The Cambrian

CCA Q&A: Steve Kellogg

Steve Kellogg with some of his family of artistic creations.
Steve Kellogg with some of his family of artistic creations. PHOTO BY SAM PECK

This is the second in a series of interviews presented by the Cambria Center for the Arts to heighten awareness of artists –and the arts — in our community.

Steve Kellogg, president of Cambria Center for the Arts, was a community college biology teacher at Chaffey Community College in Rancho Cucamonga for 37 years before coming to Cambria. He says he was always a closet art major; his artistic impulses were screaming for attention.

In middle school Steve wanted to be an architect, but he didn’t pursue art until he was a biology/ chemistry major at the University of Redlands. He needed two units of credit in any course and signed up for ceramic sculpture, a class he absolutely loved.

“Unlike the sciences, there are no correct answers in art. That was so liberating for me to realize,” he says.

Now a ceramicist and painter, he’s committed to helping others enjoy the arts through the variety of activities the association provides, including art classes (which he teaches), gallery openings, and drama productions.

Q: You’ve said art is entertainment. What does that mean to you?

A: I was quoting a famous watercolorist, Edgar Whitney, who said that good artists are entertainers. They give the eye things to enjoy by injecting variety in the shapes, values, sizes, colors, etc.

Q: How does the fear of failure uniquely hinder an artist?

A: It’s a barrier throughout an artist’s career. I have a book, “Art and Fear: Observations on the Perils (and Rewards) of Artmaking,” by David Bayles and Ted Orland. I read it regularly.

Fear is one of the things that keeps people from starting a painting or a sculpture. Experience gives you the knowledge that you can work through the fear. It’s like passing another car on a two-lane road. You have to risk oncoming traffic before you pass successfully. Once you’re past the fear, there’s no bigger reward than salvaging something you thought was a lost cause.

Q: What inspires you?

A: Looking at the works of great artists. Painting with other painters and exchanging ideas with creative people.

Q: What are you working on now?

A: I enjoy doing different things, going from painting to ceramics and back again. I’m focusing more on ceramics now because I just started a class at Cuesta. In painting, I’m working toward becoming more abstract. I still feel trapped by reality, by the subject matter I see. I’d like to be more expressive, less realistic.

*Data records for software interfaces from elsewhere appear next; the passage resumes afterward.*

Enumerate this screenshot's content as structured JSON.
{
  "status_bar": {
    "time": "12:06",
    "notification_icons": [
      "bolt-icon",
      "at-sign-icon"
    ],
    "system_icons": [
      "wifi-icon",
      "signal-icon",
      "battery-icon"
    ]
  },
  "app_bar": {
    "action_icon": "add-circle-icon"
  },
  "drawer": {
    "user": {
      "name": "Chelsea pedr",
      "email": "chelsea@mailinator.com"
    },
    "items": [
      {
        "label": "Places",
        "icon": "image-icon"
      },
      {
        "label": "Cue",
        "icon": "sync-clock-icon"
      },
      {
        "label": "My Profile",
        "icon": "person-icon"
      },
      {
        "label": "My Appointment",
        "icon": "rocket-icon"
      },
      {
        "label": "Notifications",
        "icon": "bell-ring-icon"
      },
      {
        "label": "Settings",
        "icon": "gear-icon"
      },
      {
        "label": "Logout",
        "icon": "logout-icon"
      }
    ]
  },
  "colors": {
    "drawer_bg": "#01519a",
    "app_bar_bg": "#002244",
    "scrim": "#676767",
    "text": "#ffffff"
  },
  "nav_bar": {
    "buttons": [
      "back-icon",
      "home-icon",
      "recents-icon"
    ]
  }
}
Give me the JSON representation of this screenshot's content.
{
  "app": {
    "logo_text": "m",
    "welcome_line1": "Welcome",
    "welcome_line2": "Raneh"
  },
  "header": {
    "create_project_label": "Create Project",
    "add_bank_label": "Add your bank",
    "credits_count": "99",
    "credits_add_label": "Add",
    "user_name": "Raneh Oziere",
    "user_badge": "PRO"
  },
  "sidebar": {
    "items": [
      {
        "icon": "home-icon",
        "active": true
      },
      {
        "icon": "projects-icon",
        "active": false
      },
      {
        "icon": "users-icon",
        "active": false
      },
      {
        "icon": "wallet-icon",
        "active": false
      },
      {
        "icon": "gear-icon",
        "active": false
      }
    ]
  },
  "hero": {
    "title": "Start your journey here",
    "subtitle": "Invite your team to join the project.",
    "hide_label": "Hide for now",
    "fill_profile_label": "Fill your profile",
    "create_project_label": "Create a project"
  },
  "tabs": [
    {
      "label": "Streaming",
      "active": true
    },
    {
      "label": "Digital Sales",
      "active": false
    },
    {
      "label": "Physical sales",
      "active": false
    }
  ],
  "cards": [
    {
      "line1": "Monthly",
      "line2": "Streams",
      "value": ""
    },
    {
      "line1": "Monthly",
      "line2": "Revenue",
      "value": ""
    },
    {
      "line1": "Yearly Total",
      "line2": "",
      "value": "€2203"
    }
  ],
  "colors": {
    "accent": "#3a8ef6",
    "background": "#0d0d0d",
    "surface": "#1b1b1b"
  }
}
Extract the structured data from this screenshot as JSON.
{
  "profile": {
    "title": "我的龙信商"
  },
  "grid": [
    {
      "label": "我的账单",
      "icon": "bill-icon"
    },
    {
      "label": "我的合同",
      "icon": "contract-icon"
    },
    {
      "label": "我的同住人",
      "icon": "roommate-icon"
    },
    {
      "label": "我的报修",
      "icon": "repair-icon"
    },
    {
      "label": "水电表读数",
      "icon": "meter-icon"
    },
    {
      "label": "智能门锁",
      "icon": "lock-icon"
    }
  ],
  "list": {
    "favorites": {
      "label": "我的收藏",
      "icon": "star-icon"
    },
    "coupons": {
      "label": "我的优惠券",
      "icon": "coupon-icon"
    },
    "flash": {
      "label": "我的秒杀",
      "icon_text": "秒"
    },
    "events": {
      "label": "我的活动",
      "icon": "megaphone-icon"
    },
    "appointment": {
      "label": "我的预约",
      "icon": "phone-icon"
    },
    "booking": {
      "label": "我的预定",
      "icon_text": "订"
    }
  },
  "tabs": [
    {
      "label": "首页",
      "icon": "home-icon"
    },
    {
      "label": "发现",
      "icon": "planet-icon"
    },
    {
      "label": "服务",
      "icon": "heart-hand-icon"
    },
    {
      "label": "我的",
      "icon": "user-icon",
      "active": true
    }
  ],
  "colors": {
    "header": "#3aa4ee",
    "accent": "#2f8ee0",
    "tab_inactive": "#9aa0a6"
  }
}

People often judge art by how closely it resembles the subject. That’s actually the easiest thing for me to do. But I find it repetitive and unsatisfying. My challenge is to see a scene and capture the major shapes and values, then paint the essence of it.

Q: What advice would you give a beginning artist?

A: You have to jump in and start doing it, and be persistent. If you quit, that’s the end of it. Try to build a tolerance for frustration. Move through it. Success is often a couple of brushstrokes away.

Q: Why should people take an art class?

A: Very few of us are self-starters and enrolling in a class creates a sort of contract to begin the task. Being surrounded by fellow students provides motivation. It’s really hard to know how to get started without guidance. Books help but a live instructor is best for most people. Also, busy people give art a low priority. A class schedule means a regular effort at doing art and that is the most important thing.

— Interview by Barbara Bronson Gray, Allied Arts Association